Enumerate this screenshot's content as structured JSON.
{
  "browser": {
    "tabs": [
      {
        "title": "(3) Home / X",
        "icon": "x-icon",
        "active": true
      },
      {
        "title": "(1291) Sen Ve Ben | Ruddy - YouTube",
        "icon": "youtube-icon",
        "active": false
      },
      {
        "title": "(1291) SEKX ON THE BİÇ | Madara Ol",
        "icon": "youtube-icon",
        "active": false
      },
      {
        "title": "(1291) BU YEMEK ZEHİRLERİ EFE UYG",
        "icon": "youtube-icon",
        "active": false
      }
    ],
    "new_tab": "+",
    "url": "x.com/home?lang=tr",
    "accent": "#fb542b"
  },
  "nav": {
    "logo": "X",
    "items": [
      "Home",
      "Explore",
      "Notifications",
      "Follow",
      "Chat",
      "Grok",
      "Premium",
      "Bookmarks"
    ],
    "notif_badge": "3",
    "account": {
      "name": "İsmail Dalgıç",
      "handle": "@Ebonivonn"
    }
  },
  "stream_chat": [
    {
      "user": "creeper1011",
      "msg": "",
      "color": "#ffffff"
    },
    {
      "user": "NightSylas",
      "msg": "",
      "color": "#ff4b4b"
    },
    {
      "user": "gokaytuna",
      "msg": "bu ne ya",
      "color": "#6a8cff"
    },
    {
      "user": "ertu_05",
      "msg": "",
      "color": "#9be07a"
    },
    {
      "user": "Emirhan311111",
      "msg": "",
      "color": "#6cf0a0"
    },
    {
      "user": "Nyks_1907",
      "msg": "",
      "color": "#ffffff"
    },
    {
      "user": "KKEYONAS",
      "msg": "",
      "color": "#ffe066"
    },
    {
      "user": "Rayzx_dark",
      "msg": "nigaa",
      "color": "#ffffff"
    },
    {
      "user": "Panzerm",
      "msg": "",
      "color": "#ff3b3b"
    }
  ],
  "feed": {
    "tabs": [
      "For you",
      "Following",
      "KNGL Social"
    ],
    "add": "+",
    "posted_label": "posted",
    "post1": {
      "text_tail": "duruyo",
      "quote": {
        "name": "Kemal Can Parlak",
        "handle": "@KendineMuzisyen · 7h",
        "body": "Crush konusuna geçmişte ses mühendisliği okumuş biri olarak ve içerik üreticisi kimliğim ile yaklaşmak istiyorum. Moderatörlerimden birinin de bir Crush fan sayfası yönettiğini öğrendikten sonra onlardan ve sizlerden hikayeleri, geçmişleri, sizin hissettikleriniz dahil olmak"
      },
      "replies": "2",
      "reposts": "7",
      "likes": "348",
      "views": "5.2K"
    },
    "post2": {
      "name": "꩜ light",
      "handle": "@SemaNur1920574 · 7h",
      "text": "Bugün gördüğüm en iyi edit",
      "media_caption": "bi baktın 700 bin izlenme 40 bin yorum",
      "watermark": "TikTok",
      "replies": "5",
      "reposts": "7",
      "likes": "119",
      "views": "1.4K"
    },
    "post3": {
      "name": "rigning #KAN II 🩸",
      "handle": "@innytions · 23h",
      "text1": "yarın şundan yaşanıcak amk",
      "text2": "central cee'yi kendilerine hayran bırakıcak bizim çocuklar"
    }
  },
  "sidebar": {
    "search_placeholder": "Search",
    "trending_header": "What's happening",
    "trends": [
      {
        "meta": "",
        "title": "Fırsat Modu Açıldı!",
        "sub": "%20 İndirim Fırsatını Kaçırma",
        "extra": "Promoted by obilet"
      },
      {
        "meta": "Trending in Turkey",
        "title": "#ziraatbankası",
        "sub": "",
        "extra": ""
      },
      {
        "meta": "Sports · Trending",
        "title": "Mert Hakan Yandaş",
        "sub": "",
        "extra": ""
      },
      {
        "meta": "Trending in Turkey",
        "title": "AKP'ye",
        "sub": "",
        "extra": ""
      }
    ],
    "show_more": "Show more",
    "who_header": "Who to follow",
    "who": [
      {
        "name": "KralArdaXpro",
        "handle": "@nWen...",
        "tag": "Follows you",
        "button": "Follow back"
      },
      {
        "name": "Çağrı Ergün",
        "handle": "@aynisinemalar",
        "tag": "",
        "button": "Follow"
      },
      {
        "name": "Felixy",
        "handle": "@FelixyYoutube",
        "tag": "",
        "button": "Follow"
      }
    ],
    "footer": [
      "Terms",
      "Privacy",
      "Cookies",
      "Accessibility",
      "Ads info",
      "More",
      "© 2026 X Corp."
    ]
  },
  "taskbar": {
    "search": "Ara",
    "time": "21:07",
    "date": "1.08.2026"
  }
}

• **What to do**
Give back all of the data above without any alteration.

• **Solved problem**
Enumerate this screenshot's content as structured JSON.
{
  "browser": {
    "tabs": [
      {
        "title": "(3) Home / X",
        "icon": "x-icon",
        "active": true
      },
      {
        "title": "(1291) Sen Ve Ben | Ruddy - YouTube",
        "icon": "youtube-icon",
        "active": false
      },
      {
        "title": "(1291) SEKX ON THE BİÇ | Madara Ol",
        "icon": "youtube-icon",
        "active": false
      },
      {
        "title": "(1291) BU YEMEK ZEHİRLERİ EFE UYG",
        "icon": "youtube-icon",
        "active": false
      }
    ],
    "new_tab": "+",
    "url": "x.com/home?lang=tr",
    "accent": "#fb542b"
  },
  "nav": {
    "logo": "X",
    "items": [
      "Home",
      "Explore",
      "Notifications",
      "Follow",
      "Chat",
      "Grok",
      "Premium",
      "Bookmarks"
    ],
    "notif_badge": "3",
    "account": {
      "name": "İsmail Dalgıç",
      "handle": "@Ebonivonn"
    }
  },
  "stream_chat": [
    {
      "user": "creeper1011",
      "msg": "",
      "color": "#ffffff"
    },
    {
      "user": "NightSylas",
      "msg": "",
      "color": "#ff4b4b"
    },
    {
      "user": "gokaytuna",
      "msg": "bu ne ya",
      "color": "#6a8cff"
    },
    {
      "user": "ertu_05",
      "msg": "",
      "color": "#9be07a"
    },
    {
      "user": "Emirhan311111",
      "msg": "",
      "color": "#6cf0a0"
    },
    {
      "user": "Nyks_1907",
      "msg": "",
      "color": "#ffffff"
    },
    {
      "user": "KKEYONAS",
      "msg": "",
      "color": "#ffe066"
    },
    {
      "user": "Rayzx_dark",
      "msg": "nigaa",
      "color": "#ffffff"
    },
    {
      "user": "Panzerm",
      "msg": "",
      "color": "#ff3b3b"
    }
  ],
  "feed": {
    "tabs": [
      "For you",
      "Following",
      "KNGL Social"
    ],
    "add": "+",
    "posted_label": "posted",
    "post1": {
      "text_tail": "duruyo",
      "quote": {
        "name": "Kemal Can Parlak",
        "handle": "@KendineMuzisyen · 7h",
        "body": "Crush konusuna geçmişte ses mühendisliği okumuş biri olarak ve içerik üreticisi kimliğim ile yaklaşmak istiyorum. Moderatörlerimden birinin de bir Crush fan sayfası yönettiğini öğrendikten sonra onlardan ve sizlerden hikayeleri, geçmişleri, sizin hissettikleriniz dahil olmak"
      },
      "replies": "2",
      "reposts": "7",
      "likes": "348",
      "views": "5.2K"
    },
    "post2": {
      "name": "꩜ light",
      "handle": "@SemaNur1920574 · 7h",
      "text": "Bugün gördüğüm en iyi edit",
      "media_caption": "bi baktın 700 bin izlenme 40 bin yorum",
      "watermark": "TikTok",
      "replies": "5",
      "reposts": "7",
      "likes": "119",
      "views": "1.4K"
    },
    "post3": {
      "name": "rigning #KAN II 🩸",
      "handle": "@innytions · 23h",
      "text1": "yarın şundan yaşanıcak amk",
      "text2": "central cee'yi kendilerine hayran bırakıcak bizim çocuklar"
    }
  },
  "sidebar": {
    "search_placeholder": "Search",
    "trending_header": "What's happening",
    "trends": [
      {
        "meta": "",
        "title": "Fırsat Modu Açıldı!",
        "sub": "%20 İndirim Fırsatını Kaçırma",
        "extra": "Promoted by obilet"
      },
      {
        "meta": "Trending in Turkey",
        "title": "#ziraatbankası",
        "sub": "",
        "extra": ""
      },
      {
        "meta": "Sports · Trending",
        "title": "Mert Hakan Yandaş",
        "sub": "",
        "extra": ""
      },
      {
        "meta": "Trending in Turkey",
        "title": "AKP'ye",
        "sub": "",
        "extra": ""
      }
    ],
    "show_more": "Show more",
    "who_header": "Who to follow",
    "who": [
      {
        "name": "KralArdaXpro",
        "handle": "@nWen...",
        "tag": "Follows you",
        "button": "Follow back"
      },
      {
        "name": "Çağrı Ergün",
        "handle": "@aynisinemalar",
        "tag": "",
        "button": "Follow"
      },
      {
        "name": "Felixy",
        "handle": "@FelixyYoutube",
        "tag": "",
        "button": "Follow"
      }
    ],
    "footer": [
      "Terms",
      "Privacy",
      "Cookies",
      "Accessibility",
      "Ads info",
      "More",
      "© 2026 X Corp."
    ]
  },
  "taskbar": {
    "search": "Ara",
    "time": "21:07",
    "date": "1.08.2026"
  }
}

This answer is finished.